As Virginia Rebounds From Charlottesville, Diversity Richmond Offers a Sign of Support 

click to enlarge Diversity Richmond is running an updated version of its “We are all born to love” billboard.

Brad Kutner

Diversity Richmond is running an updated version of its “We are all born to love” billboard.

Diversity Richmond is running an updated version of its “We are all born to love” billboard.

After a Charlottesville white supremacist protest ended in the death of a counterprotester and two state police officers, the president of Diversity Richmond, Bill Harrison, said he was tired of seeing so much hate. “The billboard was originally produced because of an anti-gay message, and I think our response is to what’s going on in America now,” he says. “We were born to love, not hate.”

The original ran in December 2014 ahead of the 2015 Virginia General Assembly, in response to a gay conversion therapy group’s billboard claiming sexual orientation was a choice and could be changed. The American Psychological Association, the World Health Organization, the American Medical Association and the American Academy of Pediatrics have all condemned the practice that’s also known as ex-gay therapy.

Rhode Island joined eight other states banning the practice on minors earlier this summer. Similar attempts in Virginia have failed for years.

click to enlarge BRAD KUTNER
  • Brad Kutner
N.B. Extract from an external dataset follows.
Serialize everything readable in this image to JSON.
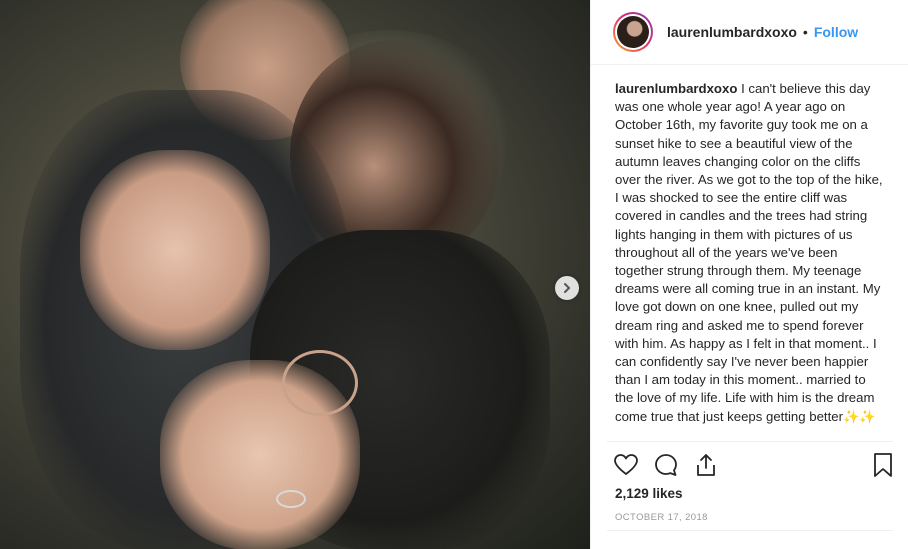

The image is currently running on the westbound side of Interstate 64 just before the Staples Mill exit. It will run on another billboard visible from the juncture of southbound Interstate 95 and eastbound I-64 sometime after Aug. 28. Lamar Advertising has an ad sharing agreement thanks to the second billboard. The nonprofit Diversity Richmond rents the land where the sign sits. Lamar allows Diversity to use billboard space when available as part of that agreement.

Harrison was quick to point out that the message doesn’t target any one politician, but is intended to improve the spirits of those concerned with the direction the country appears to be going.

“It’s more than one politician, it’s a lot of people across America right now,” he says. “So, we want to send a positive message.”

The image has been altered slightly. In 2014, Diversity Richmond was the Gay Community Center of Richmond. In 2015, the name was changed to reflect the diversity within the sexual-minority community.


Latest in News and Features


Subscribe to this thread:

Add a comment

Connect with Style Weekly

Most Popular Stories

  • Off the Beaten Path

    Off the Beaten Path

    A runner and lifelong lover of the James River captures evocative images of the park system in photo book.
    • Jul 27, 2021
  • Museum Makeovers

    Museum Makeovers

    How four Richmond museums are being transformed.
    • Jul 20, 2021
  • Brothers on Bikes

    Brothers on Bikes

    The Bike Monday Bros are opening up Richmond’s cycle culture to all.
    • Jul 6, 2021
  • To Have and To Hold

    To Have and To Hold

    Wrestling returns to Richmond with UEW’s ‘Resurrection.’
    • Jul 20, 2021
  • More »

Copyright © 2021 Style Weekly
Richmond's alternative for news, arts, culture and opinion
All rights reserved
Powered by Foundation